two-range RF scoring function
scoring functions comparison
Performance comparison of machine learning-based scoring functions for protein-ligand binding affinity prediction:  The mean squared error analysis of Random Forest-based models using geometrical features with two-range cutoff strategy (left), our proposed model Two-range RF performs comparably with existing top scoring functions (right).


Lipid force fields development 

Collaborators: Prof. Rainer Boeckmann and Kristyna Pluhackova, Uni. Erlangen
Publication: Shirley W. I. Siu, Kristyna Pluhackova, Rainer A. Böckmann, J. Chem. Theor. Comput. 8, 1459-1470, 2012

The all-atom optimized potentials for liquid simulations (OPLS-AA) force field is a popular force field for simulating biomolecules.
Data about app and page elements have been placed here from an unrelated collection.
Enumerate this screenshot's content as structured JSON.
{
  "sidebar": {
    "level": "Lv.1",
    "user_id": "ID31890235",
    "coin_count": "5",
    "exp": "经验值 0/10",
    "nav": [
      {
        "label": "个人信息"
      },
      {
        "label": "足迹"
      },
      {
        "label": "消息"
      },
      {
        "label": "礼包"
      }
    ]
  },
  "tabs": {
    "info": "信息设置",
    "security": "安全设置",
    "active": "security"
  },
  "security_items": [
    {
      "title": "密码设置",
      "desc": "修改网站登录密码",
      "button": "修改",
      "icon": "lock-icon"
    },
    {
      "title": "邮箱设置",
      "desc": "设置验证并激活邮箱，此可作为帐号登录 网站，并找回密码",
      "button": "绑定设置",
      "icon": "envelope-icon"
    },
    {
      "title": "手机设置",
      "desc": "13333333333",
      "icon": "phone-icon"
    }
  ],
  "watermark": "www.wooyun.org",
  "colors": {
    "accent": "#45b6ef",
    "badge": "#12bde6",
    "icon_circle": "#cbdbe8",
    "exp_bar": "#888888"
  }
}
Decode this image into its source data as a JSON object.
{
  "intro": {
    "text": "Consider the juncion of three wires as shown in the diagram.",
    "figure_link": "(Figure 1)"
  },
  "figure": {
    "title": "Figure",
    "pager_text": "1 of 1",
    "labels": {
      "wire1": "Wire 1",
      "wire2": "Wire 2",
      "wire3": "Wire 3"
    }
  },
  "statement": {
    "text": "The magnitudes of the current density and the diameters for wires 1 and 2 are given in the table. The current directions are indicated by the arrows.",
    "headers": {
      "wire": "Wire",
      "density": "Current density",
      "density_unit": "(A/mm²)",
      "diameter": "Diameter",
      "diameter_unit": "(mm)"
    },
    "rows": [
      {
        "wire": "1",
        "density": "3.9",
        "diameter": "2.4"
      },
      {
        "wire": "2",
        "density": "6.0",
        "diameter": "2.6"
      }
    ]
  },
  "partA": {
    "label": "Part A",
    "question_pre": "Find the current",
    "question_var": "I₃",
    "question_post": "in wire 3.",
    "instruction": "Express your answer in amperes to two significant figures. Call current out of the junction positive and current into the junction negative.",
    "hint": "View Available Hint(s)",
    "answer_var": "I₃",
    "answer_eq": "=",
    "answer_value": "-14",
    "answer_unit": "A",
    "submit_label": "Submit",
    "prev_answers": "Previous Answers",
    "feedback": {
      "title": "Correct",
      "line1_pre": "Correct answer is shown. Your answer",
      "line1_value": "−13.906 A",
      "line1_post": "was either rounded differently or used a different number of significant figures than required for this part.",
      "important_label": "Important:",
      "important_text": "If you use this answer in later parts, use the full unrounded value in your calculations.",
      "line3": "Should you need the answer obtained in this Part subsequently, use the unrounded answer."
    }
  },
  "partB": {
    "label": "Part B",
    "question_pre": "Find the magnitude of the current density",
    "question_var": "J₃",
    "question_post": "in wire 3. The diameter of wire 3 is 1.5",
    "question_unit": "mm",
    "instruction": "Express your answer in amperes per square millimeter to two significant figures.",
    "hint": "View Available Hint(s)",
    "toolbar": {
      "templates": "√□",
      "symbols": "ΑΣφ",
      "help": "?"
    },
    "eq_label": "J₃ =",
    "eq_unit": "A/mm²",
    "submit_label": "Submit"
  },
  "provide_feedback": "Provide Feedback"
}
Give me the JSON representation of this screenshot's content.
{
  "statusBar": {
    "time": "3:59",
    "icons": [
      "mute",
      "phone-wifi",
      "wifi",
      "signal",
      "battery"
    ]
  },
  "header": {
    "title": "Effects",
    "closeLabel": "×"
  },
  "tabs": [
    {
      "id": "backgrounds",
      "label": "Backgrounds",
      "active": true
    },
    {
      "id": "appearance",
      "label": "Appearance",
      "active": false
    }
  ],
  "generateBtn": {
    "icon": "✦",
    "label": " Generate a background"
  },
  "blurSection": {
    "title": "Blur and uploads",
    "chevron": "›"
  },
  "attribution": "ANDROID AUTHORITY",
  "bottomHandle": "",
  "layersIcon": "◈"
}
However, the current OPLS parameters for hydrocarbons developed using short alkanes cannot reproduce the liquid properties of long alkanes in molecular dynamics simulations. Therefore, the extension of OPLS-AA to (phospho)lipid molecules required for the study of biological membranes was hampered in the past. We optimized the OPLS-AA force field for both short and long hydrocarbons. Our results show that the optimized parameter set (L-OPLS) yields improved hydrocarbon diffusion coefficients, viscosities, and gauche−trans ratios. Moreover, its applicability for lipid bilayer simulations is shown for a GMO bilayer in its liquid-crystalline phase. 

Simulating the GMO bilayer - A comparsion between OPLS and L-OPLS for hydrocarbon
OPLS simulated GMO
in gel phase (left)
L-OPLS simulated GMO
 in liquid-crystalline  phase